__Prompt__. Reproduce the listing exactly. Omit pictures.

__Data for analysis__.
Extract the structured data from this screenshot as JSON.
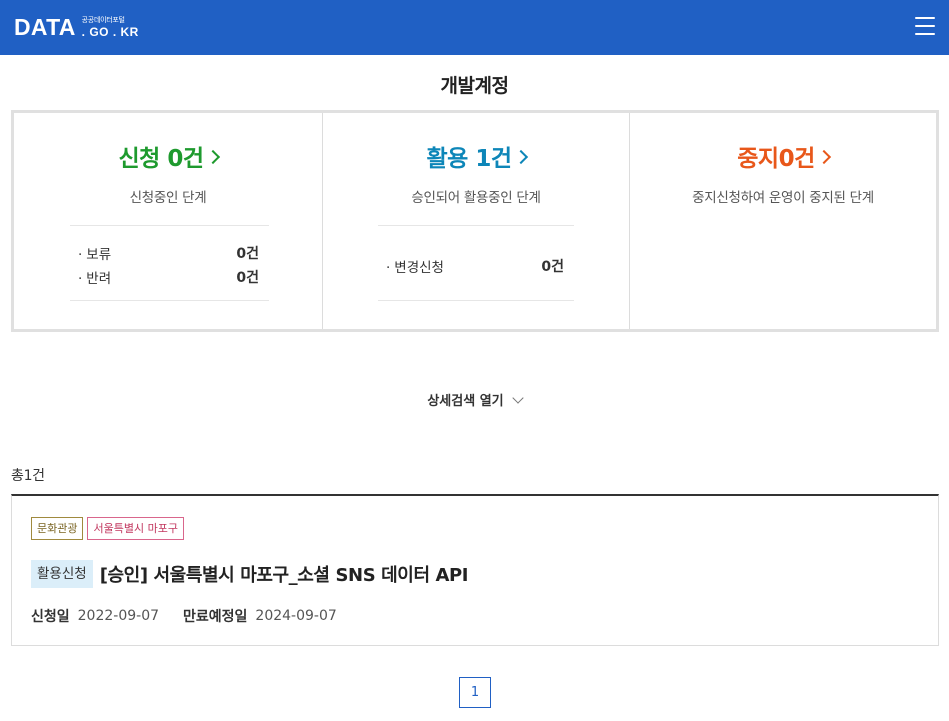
{
  "header": {
    "logo_main": "DATA",
    "logo_kr": "공공데이터포털",
    "logo_domain": ". GO . KR",
    "menu_icon": "hamburger-menu-icon",
    "background_color": "#2060c4"
  },
  "page_title": "개발계정",
  "summary": {
    "apply": {
      "title": "신청 0건",
      "description": "신청중인 단계",
      "color": "#1e9a2e",
      "items": [
        {
          "label": "보류",
          "value": "0건"
        },
        {
          "label": "반려",
          "value": "0건"
        }
      ]
    },
    "use": {
      "title": "활용 1건",
      "description": "승인되어 활용중인 단계",
      "color": "#0d86b8",
      "items": [
        {
          "label": "변경신청",
          "value": "0건"
        }
      ]
    },
    "stop": {
      "title": "중지0건",
      "description": "중지신청하여 운영이 중지된 단계",
      "color": "#e8571a"
    }
  },
  "search_toggle": "상세검색 열기",
  "total": "총1건",
  "results": [
    {
      "tags": [
        "문화관광",
        "서울특별시 마포구"
      ],
      "status": "활용신청",
      "title": "[승인] 서울특별시 마포구_소셜 SNS 데이터 API",
      "applied_label": "신청일",
      "applied_date": "2022-09-07",
      "expire_label": "만료예정일",
      "expire_date": "2024-09-07"
    }
  ],
  "pagination": {
    "current": "1"
  }
}
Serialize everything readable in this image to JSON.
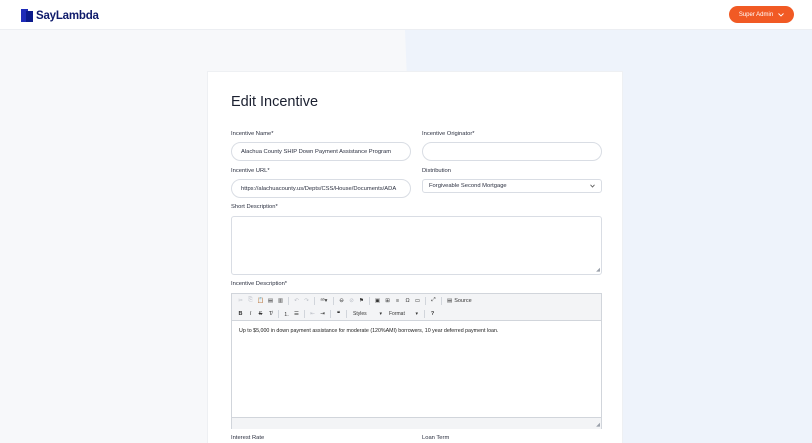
{
  "header": {
    "logo_text": "SayLambda",
    "admin_label": "Super Admin",
    "accent_color": "#f15a24"
  },
  "form": {
    "title": "Edit Incentive",
    "incentive_name_label": "Incentive Name*",
    "incentive_name_value": "Alachua County SHIP Down Payment Assistance Program",
    "originator_label": "Incentive Originator*",
    "originator_value": "",
    "url_label": "Incentive URL*",
    "url_value": "https://alachuacounty.us/Depts/CSS/House/Documents/ADA",
    "distribution_label": "Distribution",
    "distribution_value": "Forgiveable Second Mortgage",
    "short_desc_label": "Short Description*",
    "short_desc_value": "",
    "description_label": "Incentive Description*",
    "description_text": "Up to $5,000 in down payment assistance for moderate (120%AMI) borrowers, 10 year deferred payment loan.",
    "interest_rate_label": "Interest Rate",
    "loan_term_label": "Loan Term"
  },
  "editor": {
    "source_label": "Source",
    "styles_label": "Styles",
    "format_label": "Format",
    "icons": [
      "cut-icon",
      "copy-icon",
      "paste-icon",
      "paste-text-icon",
      "paste-word-icon",
      "undo-icon",
      "redo-icon",
      "spellcheck-icon",
      "link-icon",
      "unlink-icon",
      "anchor-icon",
      "image-icon",
      "table-icon",
      "horizontal-rule-icon",
      "special-char-icon",
      "maximize-icon",
      "source-icon",
      "bold-icon",
      "italic-icon",
      "strike-icon",
      "remove-format-icon",
      "numbered-list-icon",
      "bullet-list-icon",
      "outdent-icon",
      "indent-icon",
      "blockquote-icon",
      "help-icon"
    ]
  }
}
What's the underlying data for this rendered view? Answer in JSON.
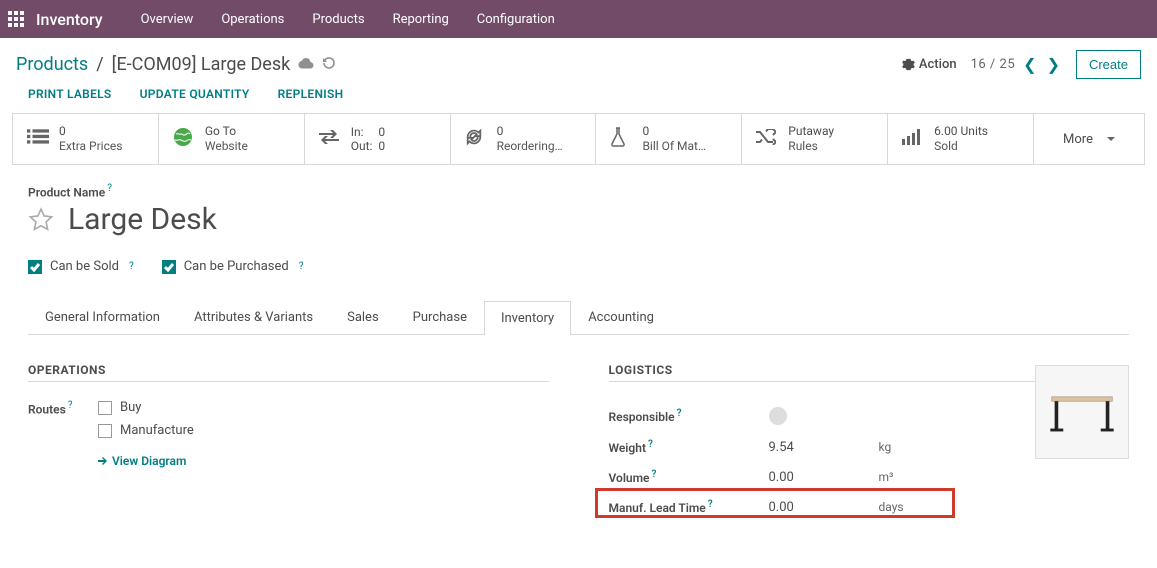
{
  "nav": {
    "brand": "Inventory",
    "items": [
      "Overview",
      "Operations",
      "Products",
      "Reporting",
      "Configuration"
    ]
  },
  "breadcrumb": {
    "parent": "Products",
    "current": "[E-COM09] Large Desk"
  },
  "controls": {
    "action": "Action",
    "pager_pos": "16",
    "pager_total": "25",
    "create": "Create"
  },
  "actionbar": {
    "print_labels": "PRINT LABELS",
    "update_qty": "UPDATE QUANTITY",
    "replenish": "REPLENISH"
  },
  "statboxes": {
    "extra_prices": {
      "count": "0",
      "label": "Extra Prices"
    },
    "website": {
      "line1": "Go To",
      "line2": "Website"
    },
    "inout": {
      "in_lbl": "In:",
      "in_val": "0",
      "out_lbl": "Out:",
      "out_val": "0"
    },
    "reordering": {
      "count": "0",
      "label": "Reordering…"
    },
    "bom": {
      "count": "0",
      "label": "Bill Of Mat…"
    },
    "putaway": {
      "line1": "Putaway",
      "line2": "Rules"
    },
    "sold": {
      "count": "6.00 Units",
      "label": "Sold"
    },
    "more": "More"
  },
  "product": {
    "name_label": "Product Name",
    "name": "Large Desk",
    "can_be_sold": "Can be Sold",
    "can_be_purchased": "Can be Purchased"
  },
  "tabs": [
    "General Information",
    "Attributes & Variants",
    "Sales",
    "Purchase",
    "Inventory",
    "Accounting"
  ],
  "sections": {
    "operations": {
      "title": "OPERATIONS",
      "routes_label": "Routes",
      "route_buy": "Buy",
      "route_manufacture": "Manufacture",
      "view_diagram": "View Diagram"
    },
    "logistics": {
      "title": "LOGISTICS",
      "responsible": "Responsible",
      "weight_label": "Weight",
      "weight_val": "9.54",
      "weight_unit": "kg",
      "volume_label": "Volume",
      "volume_val": "0.00",
      "volume_unit": "m³",
      "lead_label": "Manuf. Lead Time",
      "lead_val": "0.00",
      "lead_unit": "days"
    }
  }
}
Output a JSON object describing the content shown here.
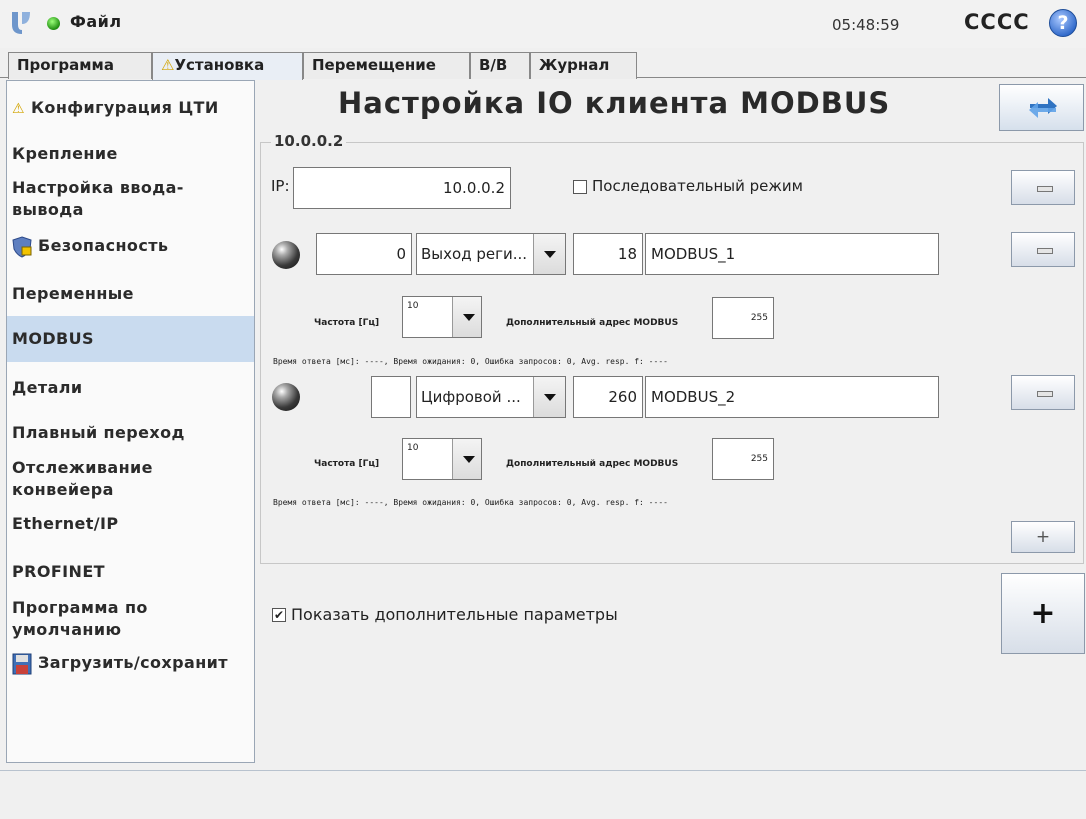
{
  "header": {
    "file_menu": "Файл",
    "time": "05:48:59",
    "robot_name": "CCCC",
    "help": "?"
  },
  "tabs": [
    {
      "label": "Программа"
    },
    {
      "label": "Установка",
      "warning": "⚠"
    },
    {
      "label": "Перемещение"
    },
    {
      "label": "В/В"
    },
    {
      "label": "Журнал"
    }
  ],
  "sidebar": {
    "items": [
      {
        "label": "Конфигурация ЦТИ",
        "icon": "warning-icon"
      },
      {
        "label": "Крепление"
      },
      {
        "label": "Настройка ввода-",
        "label2": "вывода"
      },
      {
        "label": "Безопасность",
        "icon": "safety-shield-icon"
      },
      {
        "label": "Переменные"
      },
      {
        "label": "MODBUS"
      },
      {
        "label": "Детали"
      },
      {
        "label": "Плавный переход"
      },
      {
        "label": "Отслеживание",
        "label2": "конвейера"
      },
      {
        "label": "Ethernet/IP"
      },
      {
        "label": "PROFINET"
      },
      {
        "label": "Программа по",
        "label2": "умолчанию"
      },
      {
        "label": "Загрузить/сохранит",
        "icon": "floppy-disk-icon"
      }
    ],
    "active": "MODBUS"
  },
  "main": {
    "title": "Настройка IO клиента MODBUS",
    "group_title": "10.0.0.2",
    "ip_label": "IP:",
    "ip_value": "10.0.0.2",
    "sequential_mode_label": "Последовательный режим",
    "sequential_mode_checked": false,
    "signals": [
      {
        "address": "0",
        "type": "Выход реги...",
        "register": "18",
        "name": "MODBUS_1",
        "frequency_label": "Частота [Гц]",
        "frequency": "10",
        "extra_address_label": "Дополнительный адрес MODBUS",
        "extra_address": "255",
        "stats": "Время ответа [мс]: ----, Время ожидания: 0, Ошибка запросов: 0, Avg. resp. f: ----"
      },
      {
        "address": "",
        "type": "Цифровой ...",
        "register": "260",
        "name": "MODBUS_2",
        "frequency_label": "Частота [Гц]",
        "frequency": "10",
        "extra_address_label": "Дополнительный адрес MODBUS",
        "extra_address": "255",
        "stats": "Время ответа [мс]: ----, Время ожидания: 0, Ошибка запросов: 0, Avg. resp. f: ----"
      }
    ],
    "show_advanced_label": "Показать дополнительные параметры",
    "show_advanced_checked": true,
    "add_signal": "+",
    "add_unit": "+"
  },
  "colors": {
    "active_sidebar": "#c9dbef",
    "status_ok": "#2da01b",
    "help": "#2f68c9"
  }
}
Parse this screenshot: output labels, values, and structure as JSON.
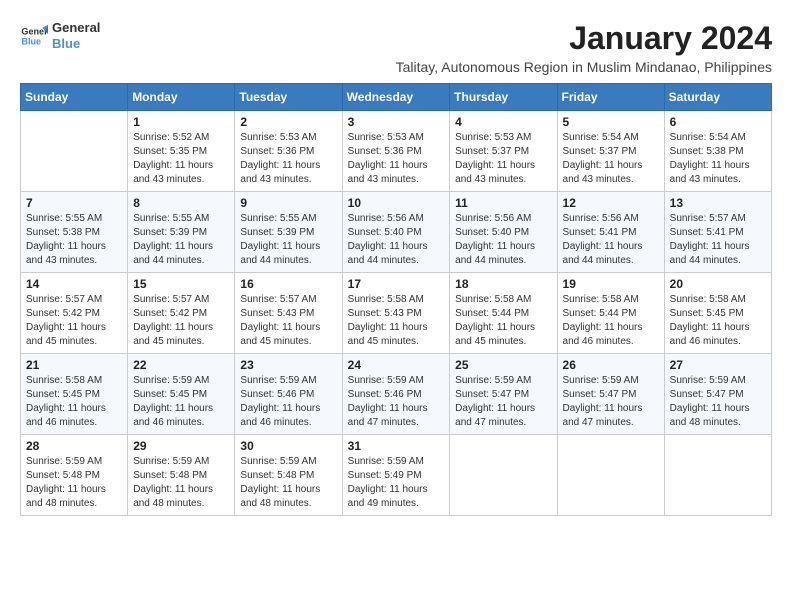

__Answer area__.
Extract the structured data from this screenshot as JSON.
{
  "header": {
    "logo_main": "DATA",
    "logo_kr": "공공데이터포털",
    "logo_domain": ". GO . KR",
    "menu_icon": "hamburger-menu-icon",
    "background_color": "#2060c4"
  },
  "page_title": "개발계정",
  "summary": {
    "apply": {
      "title": "신청 0건",
      "description": "신청중인 단계",
      "color": "#1e9a2e",
      "items": [
        {
          "label": "보류",
          "value": "0건"
        },
        {
          "label": "반려",
          "value": "0건"
        }
      ]
    },
    "use": {
      "title": "활용 1건",
      "description": "승인되어 활용중인 단계",
      "color": "#0d86b8",
      "items": [
        {
          "label": "변경신청",
          "value": "0건"
        }
      ]
    },
    "stop": {
      "title": "중지0건",
      "description": "중지신청하여 운영이 중지된 단계",
      "color": "#e8571a"
    }
  },
  "search_toggle": "상세검색 열기",
  "total": "총1건",
  "results": [
    {
      "tags": [
        "문화관광",
        "서울특별시 마포구"
      ],
      "status": "활용신청",
      "title": "[승인] 서울특별시 마포구_소셜 SNS 데이터 API",
      "applied_label": "신청일",
      "applied_date": "2022-09-07",
      "expire_label": "만료예정일",
      "expire_date": "2024-09-07"
    }
  ],
  "pagination": {
    "current": "1"
  }
}
Serialize everything readable in this image to JSON.
{
  "header": {
    "logo_text": "SayLambda",
    "admin_label": "Super Admin",
    "accent_color": "#f15a24"
  },
  "form": {
    "title": "Edit Incentive",
    "incentive_name_label": "Incentive Name*",
    "incentive_name_value": "Alachua County SHIP Down Payment Assistance Program",
    "originator_label": "Incentive Originator*",
    "originator_value": "",
    "url_label": "Incentive URL*",
    "url_value": "https://alachuacounty.us/Depts/CSS/House/Documents/ADA",
    "distribution_label": "Distribution",
    "distribution_value": "Forgiveable Second Mortgage",
    "short_desc_label": "Short Description*",
    "short_desc_value": "",
    "description_label": "Incentive Description*",
    "description_text": "Up to $5,000 in down payment assistance for moderate (120%AMI) borrowers, 10 year deferred payment loan.",
    "interest_rate_label": "Interest Rate",
    "loan_term_label": "Loan Term"
  },
  "editor": {
    "source_label": "Source",
    "styles_label": "Styles",
    "format_label": "Format",
    "icons": [
      "cut-icon",
      "copy-icon",
      "paste-icon",
      "paste-text-icon",
      "paste-word-icon",
      "undo-icon",
      "redo-icon",
      "spellcheck-icon",
      "link-icon",
      "unlink-icon",
      "anchor-icon",
      "image-icon",
      "table-icon",
      "horizontal-rule-icon",
      "special-char-icon",
      "maximize-icon",
      "source-icon",
      "bold-icon",
      "italic-icon",
      "strike-icon",
      "remove-format-icon",
      "numbered-list-icon",
      "bullet-list-icon",
      "outdent-icon",
      "indent-icon",
      "blockquote-icon",
      "help-icon"
    ]
  }
}
What's the underlying data for this rendered view? Answer in JSON.
{
  "nav": {
    "brand": "Inventory",
    "items": [
      "Overview",
      "Operations",
      "Products",
      "Reporting",
      "Configuration"
    ]
  },
  "breadcrumb": {
    "parent": "Products",
    "current": "[E-COM09] Large Desk"
  },
  "controls": {
    "action": "Action",
    "pager_pos": "16",
    "pager_total": "25",
    "create": "Create"
  },
  "actionbar": {
    "print_labels": "PRINT LABELS",
    "update_qty": "UPDATE QUANTITY",
    "replenish": "REPLENISH"
  },
  "statboxes": {
    "extra_prices": {
      "count": "0",
      "label": "Extra Prices"
    },
    "website": {
      "line1": "Go To",
      "line2": "Website"
    },
    "inout": {
      "in_lbl": "In:",
      "in_val": "0",
      "out_lbl": "Out:",
      "out_val": "0"
    },
    "reordering": {
      "count": "0",
      "label": "Reordering…"
    },
    "bom": {
      "count": "0",
      "label": "Bill Of Mat…"
    },
    "putaway": {
      "line1": "Putaway",
      "line2": "Rules"
    },
    "sold": {
      "count": "6.00 Units",
      "label": "Sold"
    },
    "more": "More"
  },
  "product": {
    "name_label": "Product Name",
    "name": "Large Desk",
    "can_be_sold": "Can be Sold",
    "can_be_purchased": "Can be Purchased"
  },
  "tabs": [
    "General Information",
    "Attributes & Variants",
    "Sales",
    "Purchase",
    "Inventory",
    "Accounting"
  ],
  "sections": {
    "operations": {
      "title": "OPERATIONS",
      "routes_label": "Routes",
      "route_buy": "Buy",
      "route_manufacture": "Manufacture",
      "view_diagram": "View Diagram"
    },
    "logistics": {
      "title": "LOGISTICS",
      "responsible": "Responsible",
      "weight_label": "Weight",
      "weight_val": "9.54",
      "weight_unit": "kg",
      "volume_label": "Volume",
      "volume_val": "0.00",
      "volume_unit": "m³",
      "lead_label": "Manuf. Lead Time",
      "lead_val": "0.00",
      "lead_unit": "days"
    }
  }
}
Output a JSON object describing the content shown here.
{
  "header": {
    "file_menu": "Файл",
    "time": "05:48:59",
    "robot_name": "CCCC",
    "help": "?"
  },
  "tabs": [
    {
      "label": "Программа"
    },
    {
      "label": "Установка",
      "warning": "⚠"
    },
    {
      "label": "Перемещение"
    },
    {
      "label": "В/В"
    },
    {
      "label": "Журнал"
    }
  ],
  "sidebar": {
    "items": [
      {
        "label": "Конфигурация ЦТИ",
        "icon": "warning-icon"
      },
      {
        "label": "Крепление"
      },
      {
        "label": "Настройка ввода-",
        "label2": "вывода"
      },
      {
        "label": "Безопасность",
        "icon": "safety-shield-icon"
      },
      {
        "label": "Переменные"
      },
      {
        "label": "MODBUS"
      },
      {
        "label": "Детали"
      },
      {
        "label": "Плавный переход"
      },
      {
        "label": "Отслеживание",
        "label2": "конвейера"
      },
      {
        "label": "Ethernet/IP"
      },
      {
        "label": "PROFINET"
      },
      {
        "label": "Программа по",
        "label2": "умолчанию"
      },
      {
        "label": "Загрузить/сохранит",
        "icon": "floppy-disk-icon"
      }
    ],
    "active": "MODBUS"
  },
  "main": {
    "title": "Настройка IO клиента MODBUS",
    "group_title": "10.0.0.2",
    "ip_label": "IP:",
    "ip_value": "10.0.0.2",
    "sequential_mode_label": "Последовательный режим",
    "sequential_mode_checked": false,
    "signals": [
      {
        "address": "0",
        "type": "Выход реги...",
        "register": "18",
        "name": "MODBUS_1",
        "frequency_label": "Частота [Гц]",
        "frequency": "10",
        "extra_address_label": "Дополнительный адрес MODBUS",
        "extra_address": "255",
        "stats": "Время ответа [мс]: ----, Время ожидания: 0, Ошибка запросов: 0, Avg. resp. f: ----"
      },
      {
        "address": "",
        "type": "Цифровой ...",
        "register": "260",
        "name": "MODBUS_2",
        "frequency_label": "Частота [Гц]",
        "frequency": "10",
        "extra_address_label": "Дополнительный адрес MODBUS",
        "extra_address": "255",
        "stats": "Время ответа [мс]: ----, Время ожидания: 0, Ошибка запросов: 0, Avg. resp. f: ----"
      }
    ],
    "show_advanced_label": "Показать дополнительные параметры",
    "show_advanced_checked": true,
    "add_signal": "+",
    "add_unit": "+"
  },
  "colors": {
    "active_sidebar": "#c9dbef",
    "status_ok": "#2da01b",
    "help": "#2f68c9"
  }
}
Parse this screenshot: output labels, values, and structure as JSON.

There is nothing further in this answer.